[Work to complete]
Reproduce the entries in full. Exclude all images from the copy.
-------
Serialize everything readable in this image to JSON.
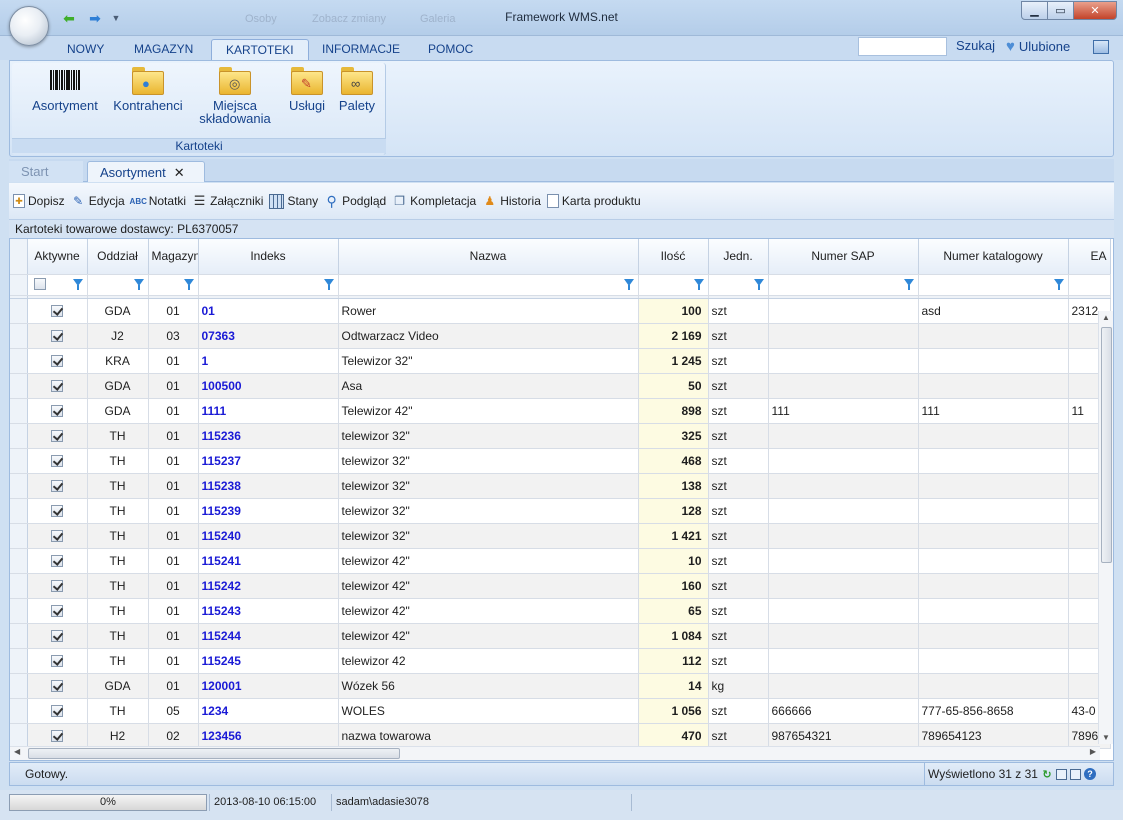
{
  "window": {
    "title": "Framework WMS.net",
    "faded_items": [
      "Osoby",
      "Zobacz zmiany",
      "Galeria"
    ]
  },
  "ribbon_tabs": [
    "NOWY",
    "MAGAZYN",
    "KARTOTEKI",
    "INFORMACJE",
    "POMOC"
  ],
  "active_ribbon_tab": "KARTOTEKI",
  "search": {
    "label": "Szukaj",
    "placeholder": ""
  },
  "favorites_label": "Ulubione",
  "ribbon_group": {
    "label": "Kartoteki",
    "buttons": [
      {
        "label": "Asortyment",
        "icon": "barcode-icon"
      },
      {
        "label": "Kontrahenci",
        "icon": "folder-people-icon"
      },
      {
        "label": "Miejsca składowania",
        "line1": "Miejsca",
        "line2": "składowania",
        "icon": "folder-database-icon"
      },
      {
        "label": "Usługi",
        "icon": "folder-pencil-icon"
      },
      {
        "label": "Palety",
        "icon": "folder-binoculars-icon"
      }
    ]
  },
  "doc_tabs": {
    "start": "Start",
    "active": "Asortyment"
  },
  "toolbar": [
    {
      "label": "Dopisz",
      "icon": "add-document-icon"
    },
    {
      "label": "Edycja",
      "icon": "edit-icon"
    },
    {
      "label": "Notatki",
      "icon": "spellcheck-icon"
    },
    {
      "label": "Załączniki",
      "icon": "list-icon"
    },
    {
      "label": "Stany",
      "icon": "grid-icon"
    },
    {
      "label": "Podgląd",
      "icon": "magnifier-icon"
    },
    {
      "label": "Kompletacja",
      "icon": "copy-icon"
    },
    {
      "label": "Historia",
      "icon": "people-icon"
    },
    {
      "label": "Karta produktu",
      "icon": "document-icon"
    }
  ],
  "info_bar": "Kartoteki towarowe dostawcy: PL6370057",
  "grid": {
    "columns": [
      "Aktywne",
      "Oddział",
      "Magazyn",
      "Indeks",
      "Nazwa",
      "Ilość",
      "Jedn.",
      "Numer SAP",
      "Numer katalogowy",
      "EAN"
    ],
    "columns_visible": [
      "Aktywne",
      "Oddział",
      "Magazyn",
      "Indeks",
      "Nazwa",
      "Ilość",
      "Jedn.",
      "Numer SAP",
      "Numer katalogowy",
      "EA"
    ],
    "rows": [
      {
        "active": true,
        "branch": "GDA",
        "warehouse": "01",
        "index": "01",
        "name": "Rower",
        "qty": "100",
        "unit": "szt",
        "sap": "",
        "catalog": "asd",
        "ean": "2312"
      },
      {
        "active": true,
        "branch": "J2",
        "warehouse": "03",
        "index": "07363",
        "name": "Odtwarzacz Video",
        "qty": "2 169",
        "unit": "szt",
        "sap": "",
        "catalog": "",
        "ean": ""
      },
      {
        "active": true,
        "branch": "KRA",
        "warehouse": "01",
        "index": "1",
        "name": "Telewizor 32\"",
        "qty": "1 245",
        "unit": "szt",
        "sap": "",
        "catalog": "",
        "ean": ""
      },
      {
        "active": true,
        "branch": "GDA",
        "warehouse": "01",
        "index": "100500",
        "name": "Asa",
        "qty": "50",
        "unit": "szt",
        "sap": "",
        "catalog": "",
        "ean": ""
      },
      {
        "active": true,
        "branch": "GDA",
        "warehouse": "01",
        "index": "1111",
        "name": "Telewizor 42\"",
        "qty": "898",
        "unit": "szt",
        "sap": "111",
        "catalog": "111",
        "ean": "11"
      },
      {
        "active": true,
        "branch": "TH",
        "warehouse": "01",
        "index": "115236",
        "name": "telewizor 32\"",
        "qty": "325",
        "unit": "szt",
        "sap": "",
        "catalog": "",
        "ean": ""
      },
      {
        "active": true,
        "branch": "TH",
        "warehouse": "01",
        "index": "115237",
        "name": "telewizor 32\"",
        "qty": "468",
        "unit": "szt",
        "sap": "",
        "catalog": "",
        "ean": ""
      },
      {
        "active": true,
        "branch": "TH",
        "warehouse": "01",
        "index": "115238",
        "name": "telewizor 32\"",
        "qty": "138",
        "unit": "szt",
        "sap": "",
        "catalog": "",
        "ean": ""
      },
      {
        "active": true,
        "branch": "TH",
        "warehouse": "01",
        "index": "115239",
        "name": "telewizor 32\"",
        "qty": "128",
        "unit": "szt",
        "sap": "",
        "catalog": "",
        "ean": ""
      },
      {
        "active": true,
        "branch": "TH",
        "warehouse": "01",
        "index": "115240",
        "name": "telewizor 32\"",
        "qty": "1 421",
        "unit": "szt",
        "sap": "",
        "catalog": "",
        "ean": ""
      },
      {
        "active": true,
        "branch": "TH",
        "warehouse": "01",
        "index": "115241",
        "name": "telewizor 42\"",
        "qty": "10",
        "unit": "szt",
        "sap": "",
        "catalog": "",
        "ean": ""
      },
      {
        "active": true,
        "branch": "TH",
        "warehouse": "01",
        "index": "115242",
        "name": "telewizor 42\"",
        "qty": "160",
        "unit": "szt",
        "sap": "",
        "catalog": "",
        "ean": ""
      },
      {
        "active": true,
        "branch": "TH",
        "warehouse": "01",
        "index": "115243",
        "name": "telewizor 42\"",
        "qty": "65",
        "unit": "szt",
        "sap": "",
        "catalog": "",
        "ean": ""
      },
      {
        "active": true,
        "branch": "TH",
        "warehouse": "01",
        "index": "115244",
        "name": "telewizor 42\"",
        "qty": "1 084",
        "unit": "szt",
        "sap": "",
        "catalog": "",
        "ean": ""
      },
      {
        "active": true,
        "branch": "TH",
        "warehouse": "01",
        "index": "115245",
        "name": "telewizor 42",
        "qty": "112",
        "unit": "szt",
        "sap": "",
        "catalog": "",
        "ean": ""
      },
      {
        "active": true,
        "branch": "GDA",
        "warehouse": "01",
        "index": "120001",
        "name": "Wózek 56",
        "qty": "14",
        "unit": "kg",
        "sap": "",
        "catalog": "",
        "ean": ""
      },
      {
        "active": true,
        "branch": "TH",
        "warehouse": "05",
        "index": "1234",
        "name": "WOLES",
        "qty": "1 056",
        "unit": "szt",
        "sap": "666666",
        "catalog": "777-65-856-8658",
        "ean": "43-0"
      },
      {
        "active": true,
        "branch": "H2",
        "warehouse": "02",
        "index": "123456",
        "name": "nazwa towarowa",
        "qty": "470",
        "unit": "szt",
        "sap": "987654321",
        "catalog": "789654123",
        "ean": "7896"
      }
    ]
  },
  "status": {
    "left": "Gotowy.",
    "right": "Wyświetlono 31 z 31"
  },
  "bottom": {
    "progress": "0%",
    "progress_value": 0,
    "datetime": "2013-08-10 06:15:00",
    "user": "sadam\\adasie3078"
  },
  "colors": {
    "accent_text": "#15428b",
    "index_link": "#1a1ad6",
    "qty_highlight": "#fdfbe2",
    "filter_icon": "#2f88d8"
  }
}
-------
[Answer]
Serialize everything readable in this image to JSON.
{
  "window": {
    "title": "Framework WMS.net",
    "faded_items": [
      "Osoby",
      "Zobacz zmiany",
      "Galeria"
    ]
  },
  "ribbon_tabs": [
    "NOWY",
    "MAGAZYN",
    "KARTOTEKI",
    "INFORMACJE",
    "POMOC"
  ],
  "active_ribbon_tab": "KARTOTEKI",
  "search": {
    "label": "Szukaj",
    "placeholder": ""
  },
  "favorites_label": "Ulubione",
  "ribbon_group": {
    "label": "Kartoteki",
    "buttons": [
      {
        "label": "Asortyment",
        "icon": "barcode-icon"
      },
      {
        "label": "Kontrahenci",
        "icon": "folder-people-icon"
      },
      {
        "label": "Miejsca składowania",
        "line1": "Miejsca",
        "line2": "składowania",
        "icon": "folder-database-icon"
      },
      {
        "label": "Usługi",
        "icon": "folder-pencil-icon"
      },
      {
        "label": "Palety",
        "icon": "folder-binoculars-icon"
      }
    ]
  },
  "doc_tabs": {
    "start": "Start",
    "active": "Asortyment"
  },
  "toolbar": [
    {
      "label": "Dopisz",
      "icon": "add-document-icon"
    },
    {
      "label": "Edycja",
      "icon": "edit-icon"
    },
    {
      "label": "Notatki",
      "icon": "spellcheck-icon"
    },
    {
      "label": "Załączniki",
      "icon": "list-icon"
    },
    {
      "label": "Stany",
      "icon": "grid-icon"
    },
    {
      "label": "Podgląd",
      "icon": "magnifier-icon"
    },
    {
      "label": "Kompletacja",
      "icon": "copy-icon"
    },
    {
      "label": "Historia",
      "icon": "people-icon"
    },
    {
      "label": "Karta produktu",
      "icon": "document-icon"
    }
  ],
  "info_bar": "Kartoteki towarowe dostawcy: PL6370057",
  "grid": {
    "columns": [
      "Aktywne",
      "Oddział",
      "Magazyn",
      "Indeks",
      "Nazwa",
      "Ilość",
      "Jedn.",
      "Numer SAP",
      "Numer katalogowy",
      "EAN"
    ],
    "columns_visible": [
      "Aktywne",
      "Oddział",
      "Magazyn",
      "Indeks",
      "Nazwa",
      "Ilość",
      "Jedn.",
      "Numer SAP",
      "Numer katalogowy",
      "EA"
    ],
    "rows": [
      {
        "active": true,
        "branch": "GDA",
        "warehouse": "01",
        "index": "01",
        "name": "Rower",
        "qty": "100",
        "unit": "szt",
        "sap": "",
        "catalog": "asd",
        "ean": "2312"
      },
      {
        "active": true,
        "branch": "J2",
        "warehouse": "03",
        "index": "07363",
        "name": "Odtwarzacz Video",
        "qty": "2 169",
        "unit": "szt",
        "sap": "",
        "catalog": "",
        "ean": ""
      },
      {
        "active": true,
        "branch": "KRA",
        "warehouse": "01",
        "index": "1",
        "name": "Telewizor 32\"",
        "qty": "1 245",
        "unit": "szt",
        "sap": "",
        "catalog": "",
        "ean": ""
      },
      {
        "active": true,
        "branch": "GDA",
        "warehouse": "01",
        "index": "100500",
        "name": "Asa",
        "qty": "50",
        "unit": "szt",
        "sap": "",
        "catalog": "",
        "ean": ""
      },
      {
        "active": true,
        "branch": "GDA",
        "warehouse": "01",
        "index": "1111",
        "name": "Telewizor 42\"",
        "qty": "898",
        "unit": "szt",
        "sap": "111",
        "catalog": "111",
        "ean": "11"
      },
      {
        "active": true,
        "branch": "TH",
        "warehouse": "01",
        "index": "115236",
        "name": "telewizor 32\"",
        "qty": "325",
        "unit": "szt",
        "sap": "",
        "catalog": "",
        "ean": ""
      },
      {
        "active": true,
        "branch": "TH",
        "warehouse": "01",
        "index": "115237",
        "name": "telewizor 32\"",
        "qty": "468",
        "unit": "szt",
        "sap": "",
        "catalog": "",
        "ean": ""
      },
      {
        "active": true,
        "branch": "TH",
        "warehouse": "01",
        "index": "115238",
        "name": "telewizor 32\"",
        "qty": "138",
        "unit": "szt",
        "sap": "",
        "catalog": "",
        "ean": ""
      },
      {
        "active": true,
        "branch": "TH",
        "warehouse": "01",
        "index": "115239",
        "name": "telewizor 32\"",
        "qty": "128",
        "unit": "szt",
        "sap": "",
        "catalog": "",
        "ean": ""
      },
      {
        "active": true,
        "branch": "TH",
        "warehouse": "01",
        "index": "115240",
        "name": "telewizor 32\"",
        "qty": "1 421",
        "unit": "szt",
        "sap": "",
        "catalog": "",
        "ean": ""
      },
      {
        "active": true,
        "branch": "TH",
        "warehouse": "01",
        "index": "115241",
        "name": "telewizor 42\"",
        "qty": "10",
        "unit": "szt",
        "sap": "",
        "catalog": "",
        "ean": ""
      },
      {
        "active": true,
        "branch": "TH",
        "warehouse": "01",
        "index": "115242",
        "name": "telewizor 42\"",
        "qty": "160",
        "unit": "szt",
        "sap": "",
        "catalog": "",
        "ean": ""
      },
      {
        "active": true,
        "branch": "TH",
        "warehouse": "01",
        "index": "115243",
        "name": "telewizor 42\"",
        "qty": "65",
        "unit": "szt",
        "sap": "",
        "catalog": "",
        "ean": ""
      },
      {
        "active": true,
        "branch": "TH",
        "warehouse": "01",
        "index": "115244",
        "name": "telewizor 42\"",
        "qty": "1 084",
        "unit": "szt",
        "sap": "",
        "catalog": "",
        "ean": ""
      },
      {
        "active": true,
        "branch": "TH",
        "warehouse": "01",
        "index": "115245",
        "name": "telewizor 42",
        "qty": "112",
        "unit": "szt",
        "sap": "",
        "catalog": "",
        "ean": ""
      },
      {
        "active": true,
        "branch": "GDA",
        "warehouse": "01",
        "index": "120001",
        "name": "Wózek 56",
        "qty": "14",
        "unit": "kg",
        "sap": "",
        "catalog": "",
        "ean": ""
      },
      {
        "active": true,
        "branch": "TH",
        "warehouse": "05",
        "index": "1234",
        "name": "WOLES",
        "qty": "1 056",
        "unit": "szt",
        "sap": "666666",
        "catalog": "777-65-856-8658",
        "ean": "43-0"
      },
      {
        "active": true,
        "branch": "H2",
        "warehouse": "02",
        "index": "123456",
        "name": "nazwa towarowa",
        "qty": "470",
        "unit": "szt",
        "sap": "987654321",
        "catalog": "789654123",
        "ean": "7896"
      }
    ]
  },
  "status": {
    "left": "Gotowy.",
    "right": "Wyświetlono 31 z 31"
  },
  "bottom": {
    "progress": "0%",
    "progress_value": 0,
    "datetime": "2013-08-10 06:15:00",
    "user": "sadam\\adasie3078"
  },
  "colors": {
    "accent_text": "#15428b",
    "index_link": "#1a1ad6",
    "qty_highlight": "#fdfbe2",
    "filter_icon": "#2f88d8"
  }
}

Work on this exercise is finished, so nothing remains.